"The manufacturing number does look somewhat weak and ismore consistent with the weakness we've seen in the broadersurvey data. Certainly it looks like the manufacturing sector isstruggling and being affected by the very weak euro area economyand weak global backdrop.

"(But) the figures aren't too concerning for the Q3 GDPfigures which we still expect to show a decent bounce.

"We think we will see the UK exit a recession in the Q3figures, the question is how much of a drag industrialproduction and manufacturing are on that. But certainly, there'senough evidence there to suggest that services will be enough topull us out of recession in those Q3 figures."

On trade data:

"What we think we've seen is a bit of correction from therespectable trade deficit that we saw in July. Exports againlook to be pretty weak, they slump on the month and any hopesthat we'll see a significant improvement over the months aheadare likely to be well overdone because the global backdropremains pretty tough and exports are going to struggle."


"The industrial output was disappointing but not a majorsurprise. Overall it was down half a per cent, but I wasexpecting a bit worse.

"So if you factor that into the likely GDP output for Q3,we'll be looking at a gain of about three quarters of a percent.We ought to know much more when the construction industry datacomes out next week.

"As for Q4, it's obviously very early days, but once thelights went out on the closing ceremony of the Olympics, we werelooking for a bit of payback.

"There's still time for the growth surveys to improve andget the economy back on track."


"I am not surprised to see a dip in the manufacturingnumbers given that we had an exaggerated bounce the previousmonth. It's heartening to see a little bit of continuing growthin North Sea oil and gas output, which I think is still on adownward trend."

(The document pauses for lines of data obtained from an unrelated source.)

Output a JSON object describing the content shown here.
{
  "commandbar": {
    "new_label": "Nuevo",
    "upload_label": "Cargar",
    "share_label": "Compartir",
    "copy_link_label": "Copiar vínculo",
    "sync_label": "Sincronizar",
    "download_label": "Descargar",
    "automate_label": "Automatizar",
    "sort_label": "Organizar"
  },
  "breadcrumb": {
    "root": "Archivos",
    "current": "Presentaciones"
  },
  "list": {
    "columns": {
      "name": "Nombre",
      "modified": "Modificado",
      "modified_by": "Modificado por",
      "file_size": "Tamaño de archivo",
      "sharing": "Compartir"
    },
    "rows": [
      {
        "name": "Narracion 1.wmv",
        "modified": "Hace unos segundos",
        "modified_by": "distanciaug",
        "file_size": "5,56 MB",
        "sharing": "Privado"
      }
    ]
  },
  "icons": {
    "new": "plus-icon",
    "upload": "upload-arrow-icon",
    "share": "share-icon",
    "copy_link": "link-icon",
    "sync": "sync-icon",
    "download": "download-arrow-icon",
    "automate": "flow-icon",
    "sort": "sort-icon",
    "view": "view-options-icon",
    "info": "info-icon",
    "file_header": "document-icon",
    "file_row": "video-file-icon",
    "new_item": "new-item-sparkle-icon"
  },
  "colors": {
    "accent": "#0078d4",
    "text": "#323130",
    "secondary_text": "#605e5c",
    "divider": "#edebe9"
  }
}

******************************************************* MANUFACTURING OUTPUT AUG JULY (PRV JULY) FCAST Mth-on-mth change in pct -1.1 3.1 (3.2) -0.6 Yr-on-yr change -1.2 -0.7 (-0.5) -0.6 3-mth/3-mth change -0.7 0.1 (0.2) INDUSTRIAL PRODUCTION Mth-on-mth change in pct -0.5 2.8 (2.9) -0.5 Yr-on-yr change -1.2 -0.8 (-0.8) -1.1 3-mth/3-mth change -0.1 UNCH (UNCH) TRADE FIGURES AUG JULY FCAST Goods balance -9.844 -7.337 (-7.149) -8.50 Non-EU goods balance -4.972 -2.929 (-2.877) -4.00 EU 27 goods balance -4.872 -4.408 (-4.272)

- Biggest total goods and services trade deficit sinceApril 2012, second-highest on record

(Reporting by Li-mei Hoang, Peter Schwartzstein and OlesyaDmitracova)

((olesya.dmitracova@thomsonreuters.com; +44 20 7542 8051;Reuters Messaging:olesya.dmitracova.thomsonreuters.com@reuters.net))